Networking existing combat aircraft could become easier following demonstration of the ability to send Internet Protocol (IP)-based data via the Link 16 terminals now used in thousands of platforms.

The US Air Force, with BAE Systems and SRA International, has test-flown a new IP-based waveform, dubbed Fast Access Secure Transfer (FAST), that allows low-latency, high-throughput data, such as urgent target video, to be transmitted via narrowband Link 16. “We are looking at the retrofit of 3,000-4,000 existing Link 16 terminals so that they can become nodes in an IP-based network,” says BAE’s FAST programme director Jeffrey Adams. The terminal must be modified, but the existing cabling and antenna can be retained.

Following the 29 March demonstration involving the Fighter Data Link unique to USAF Boeing F-15s, FAST will be expanded to the Multifunctional Information Distribution System (MIDS) low-volume terminal fitted to a wide range of platforms. Adams expects the waveform to be ready for deployment by the service by late 2008 or early 2009.

For forward-fit applications, a Joint Tactical Radio System (JTRS)-compliant version of the MIDS terminal is under development. BAE/Rockwell Collins joint venture Data Link Solutions and Viasat have just received contracts to add an IP-based wideband waveform, the Tactical Targeting Networking Technology, to MIDS JTRS.

In a related development, a high-speed version of the widely used 1553B avionics databus able to carry broadband data, including video, over existing aircraft wiring has been adopted as a new military standard, clearing the way for its use in upgrade programmes.

Developed by Canadian company Edgewater Computer Systems, Extended 1553 (E1553) increases databus capacity from 1Mb/s to 200Mb/s by sending data along existing wiring at a higher frequency. The USAF is modifying a Lockheed Martin F-16 to demonstrate full integration of the E1553 interface into avionics line-replaceable units (LRU).
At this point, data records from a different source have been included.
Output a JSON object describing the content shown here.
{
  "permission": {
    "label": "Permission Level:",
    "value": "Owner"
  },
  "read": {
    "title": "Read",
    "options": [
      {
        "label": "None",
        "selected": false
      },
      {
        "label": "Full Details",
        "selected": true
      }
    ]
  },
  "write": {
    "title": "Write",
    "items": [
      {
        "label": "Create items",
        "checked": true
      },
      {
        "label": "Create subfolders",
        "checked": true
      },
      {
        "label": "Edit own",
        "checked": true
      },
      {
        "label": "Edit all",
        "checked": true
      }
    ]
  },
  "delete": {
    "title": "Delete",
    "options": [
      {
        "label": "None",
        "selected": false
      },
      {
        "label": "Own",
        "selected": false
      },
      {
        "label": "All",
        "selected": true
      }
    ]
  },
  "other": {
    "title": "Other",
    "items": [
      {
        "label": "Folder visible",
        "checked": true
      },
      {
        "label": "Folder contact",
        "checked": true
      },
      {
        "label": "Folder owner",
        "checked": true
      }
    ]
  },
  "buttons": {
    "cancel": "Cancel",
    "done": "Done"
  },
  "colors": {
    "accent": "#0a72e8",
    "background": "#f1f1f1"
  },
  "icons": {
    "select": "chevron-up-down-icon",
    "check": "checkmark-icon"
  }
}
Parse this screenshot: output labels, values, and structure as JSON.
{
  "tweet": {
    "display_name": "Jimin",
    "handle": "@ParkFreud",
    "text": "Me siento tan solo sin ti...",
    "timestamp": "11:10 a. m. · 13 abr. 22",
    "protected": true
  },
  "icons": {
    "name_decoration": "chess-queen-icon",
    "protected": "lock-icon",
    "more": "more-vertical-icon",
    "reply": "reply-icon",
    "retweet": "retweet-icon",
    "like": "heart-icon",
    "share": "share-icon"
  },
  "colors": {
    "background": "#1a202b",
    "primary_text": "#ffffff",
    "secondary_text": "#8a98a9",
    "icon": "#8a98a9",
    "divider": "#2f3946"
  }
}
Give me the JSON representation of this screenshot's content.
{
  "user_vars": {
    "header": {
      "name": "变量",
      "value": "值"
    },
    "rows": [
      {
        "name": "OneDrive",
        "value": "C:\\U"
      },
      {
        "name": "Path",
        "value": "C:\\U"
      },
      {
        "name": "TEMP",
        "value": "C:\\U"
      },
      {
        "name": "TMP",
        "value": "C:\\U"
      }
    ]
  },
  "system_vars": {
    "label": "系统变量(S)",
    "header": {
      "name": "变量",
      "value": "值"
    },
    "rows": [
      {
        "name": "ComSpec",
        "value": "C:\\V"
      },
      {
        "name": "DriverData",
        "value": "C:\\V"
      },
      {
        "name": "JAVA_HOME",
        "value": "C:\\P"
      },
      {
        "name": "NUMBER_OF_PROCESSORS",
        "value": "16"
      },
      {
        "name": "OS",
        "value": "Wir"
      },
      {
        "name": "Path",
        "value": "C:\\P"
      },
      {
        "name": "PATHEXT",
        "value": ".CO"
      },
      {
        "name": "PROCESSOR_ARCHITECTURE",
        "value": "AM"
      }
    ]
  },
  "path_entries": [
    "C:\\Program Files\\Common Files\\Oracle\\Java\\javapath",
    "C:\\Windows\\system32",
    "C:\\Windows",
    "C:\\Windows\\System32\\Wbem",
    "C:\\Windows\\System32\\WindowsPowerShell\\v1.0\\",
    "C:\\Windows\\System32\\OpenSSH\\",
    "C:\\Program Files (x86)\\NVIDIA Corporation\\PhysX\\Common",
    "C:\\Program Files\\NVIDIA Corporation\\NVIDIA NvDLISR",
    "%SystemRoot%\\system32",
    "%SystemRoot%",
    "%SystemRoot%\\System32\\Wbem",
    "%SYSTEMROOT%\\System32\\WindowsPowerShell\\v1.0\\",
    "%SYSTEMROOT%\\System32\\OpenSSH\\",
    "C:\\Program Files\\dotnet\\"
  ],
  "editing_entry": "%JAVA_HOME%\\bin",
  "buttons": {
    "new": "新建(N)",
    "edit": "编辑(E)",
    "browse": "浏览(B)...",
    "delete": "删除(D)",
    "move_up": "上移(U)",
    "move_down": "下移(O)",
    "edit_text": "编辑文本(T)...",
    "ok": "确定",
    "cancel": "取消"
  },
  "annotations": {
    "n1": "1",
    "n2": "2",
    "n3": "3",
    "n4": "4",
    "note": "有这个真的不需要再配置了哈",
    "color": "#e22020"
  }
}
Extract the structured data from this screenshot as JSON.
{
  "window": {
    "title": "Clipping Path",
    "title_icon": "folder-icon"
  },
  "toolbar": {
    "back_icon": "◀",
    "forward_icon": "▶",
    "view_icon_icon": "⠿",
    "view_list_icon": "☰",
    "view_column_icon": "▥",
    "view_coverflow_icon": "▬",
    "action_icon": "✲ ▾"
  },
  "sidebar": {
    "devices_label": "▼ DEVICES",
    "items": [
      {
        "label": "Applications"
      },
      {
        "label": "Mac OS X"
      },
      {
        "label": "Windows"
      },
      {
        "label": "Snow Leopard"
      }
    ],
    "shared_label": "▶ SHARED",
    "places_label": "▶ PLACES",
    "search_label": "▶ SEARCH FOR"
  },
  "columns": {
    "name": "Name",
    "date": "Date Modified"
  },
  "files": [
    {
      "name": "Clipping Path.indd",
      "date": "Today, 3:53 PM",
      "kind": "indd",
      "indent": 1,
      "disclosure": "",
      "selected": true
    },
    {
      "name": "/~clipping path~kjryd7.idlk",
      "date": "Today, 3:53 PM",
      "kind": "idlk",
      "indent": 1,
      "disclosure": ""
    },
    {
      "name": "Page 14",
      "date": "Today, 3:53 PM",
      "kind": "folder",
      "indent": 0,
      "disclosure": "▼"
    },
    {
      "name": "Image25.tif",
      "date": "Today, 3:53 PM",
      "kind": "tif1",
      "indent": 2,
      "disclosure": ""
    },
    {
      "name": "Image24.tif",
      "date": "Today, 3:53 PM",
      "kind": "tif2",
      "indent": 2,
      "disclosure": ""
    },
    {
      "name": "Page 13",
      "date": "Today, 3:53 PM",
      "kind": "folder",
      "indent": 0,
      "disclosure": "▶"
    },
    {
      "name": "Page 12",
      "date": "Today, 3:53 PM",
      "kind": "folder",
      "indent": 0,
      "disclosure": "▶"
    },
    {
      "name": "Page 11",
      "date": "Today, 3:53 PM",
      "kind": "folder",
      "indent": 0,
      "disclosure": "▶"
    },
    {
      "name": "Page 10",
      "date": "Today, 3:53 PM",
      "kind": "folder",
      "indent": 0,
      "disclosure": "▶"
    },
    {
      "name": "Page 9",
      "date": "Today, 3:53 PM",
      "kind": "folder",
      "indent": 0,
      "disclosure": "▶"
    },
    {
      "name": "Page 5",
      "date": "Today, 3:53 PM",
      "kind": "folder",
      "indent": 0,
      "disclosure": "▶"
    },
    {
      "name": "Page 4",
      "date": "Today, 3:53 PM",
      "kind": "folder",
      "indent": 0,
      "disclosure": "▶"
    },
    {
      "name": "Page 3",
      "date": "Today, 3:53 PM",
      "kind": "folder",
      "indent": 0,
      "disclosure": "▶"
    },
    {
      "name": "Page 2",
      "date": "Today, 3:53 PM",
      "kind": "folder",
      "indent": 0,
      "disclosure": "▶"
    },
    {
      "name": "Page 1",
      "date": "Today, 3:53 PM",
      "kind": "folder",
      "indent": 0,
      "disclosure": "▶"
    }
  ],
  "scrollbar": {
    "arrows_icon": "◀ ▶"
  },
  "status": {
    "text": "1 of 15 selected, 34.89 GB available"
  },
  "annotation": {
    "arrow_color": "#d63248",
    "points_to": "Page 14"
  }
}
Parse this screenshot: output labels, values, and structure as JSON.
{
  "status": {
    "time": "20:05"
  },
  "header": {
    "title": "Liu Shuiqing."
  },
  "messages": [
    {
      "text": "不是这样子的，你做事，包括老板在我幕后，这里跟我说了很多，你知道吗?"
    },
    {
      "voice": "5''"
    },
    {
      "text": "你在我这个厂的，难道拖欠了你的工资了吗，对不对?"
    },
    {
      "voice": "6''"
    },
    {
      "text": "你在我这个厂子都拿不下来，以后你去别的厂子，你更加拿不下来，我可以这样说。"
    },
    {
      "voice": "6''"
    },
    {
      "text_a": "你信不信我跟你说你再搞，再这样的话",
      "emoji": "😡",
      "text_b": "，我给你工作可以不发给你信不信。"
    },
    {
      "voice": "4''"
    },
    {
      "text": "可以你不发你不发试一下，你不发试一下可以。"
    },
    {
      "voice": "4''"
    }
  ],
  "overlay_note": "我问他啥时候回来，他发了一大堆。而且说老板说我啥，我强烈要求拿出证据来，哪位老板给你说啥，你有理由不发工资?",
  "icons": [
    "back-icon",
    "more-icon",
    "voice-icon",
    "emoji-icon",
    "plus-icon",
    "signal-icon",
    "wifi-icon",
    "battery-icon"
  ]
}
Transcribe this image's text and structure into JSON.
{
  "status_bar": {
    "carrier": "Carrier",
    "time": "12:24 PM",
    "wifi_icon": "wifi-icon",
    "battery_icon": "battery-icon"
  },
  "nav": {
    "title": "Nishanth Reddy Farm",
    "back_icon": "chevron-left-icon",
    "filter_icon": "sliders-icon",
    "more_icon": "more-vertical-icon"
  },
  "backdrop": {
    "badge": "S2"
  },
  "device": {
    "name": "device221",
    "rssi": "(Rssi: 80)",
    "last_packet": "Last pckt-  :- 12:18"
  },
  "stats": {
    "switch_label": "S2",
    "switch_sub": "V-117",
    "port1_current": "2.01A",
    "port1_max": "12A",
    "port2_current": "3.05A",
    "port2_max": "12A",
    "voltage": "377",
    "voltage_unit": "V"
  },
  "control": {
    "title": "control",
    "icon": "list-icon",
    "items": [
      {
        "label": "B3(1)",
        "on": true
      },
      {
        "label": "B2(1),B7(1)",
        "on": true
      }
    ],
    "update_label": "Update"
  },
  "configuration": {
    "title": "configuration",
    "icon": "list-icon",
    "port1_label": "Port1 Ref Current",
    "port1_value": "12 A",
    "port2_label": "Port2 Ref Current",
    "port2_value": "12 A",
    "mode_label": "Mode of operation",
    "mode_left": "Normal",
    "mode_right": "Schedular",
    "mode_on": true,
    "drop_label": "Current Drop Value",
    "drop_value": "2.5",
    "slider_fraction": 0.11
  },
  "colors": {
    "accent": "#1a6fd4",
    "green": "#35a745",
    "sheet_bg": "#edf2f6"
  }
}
“Rewiring a fighter can cost $2 million and take a year. E1553 allows the incremental upgrade of only those LRUs that need it,” says Edgewater chief executive Duane Anderson.

Source: Flight International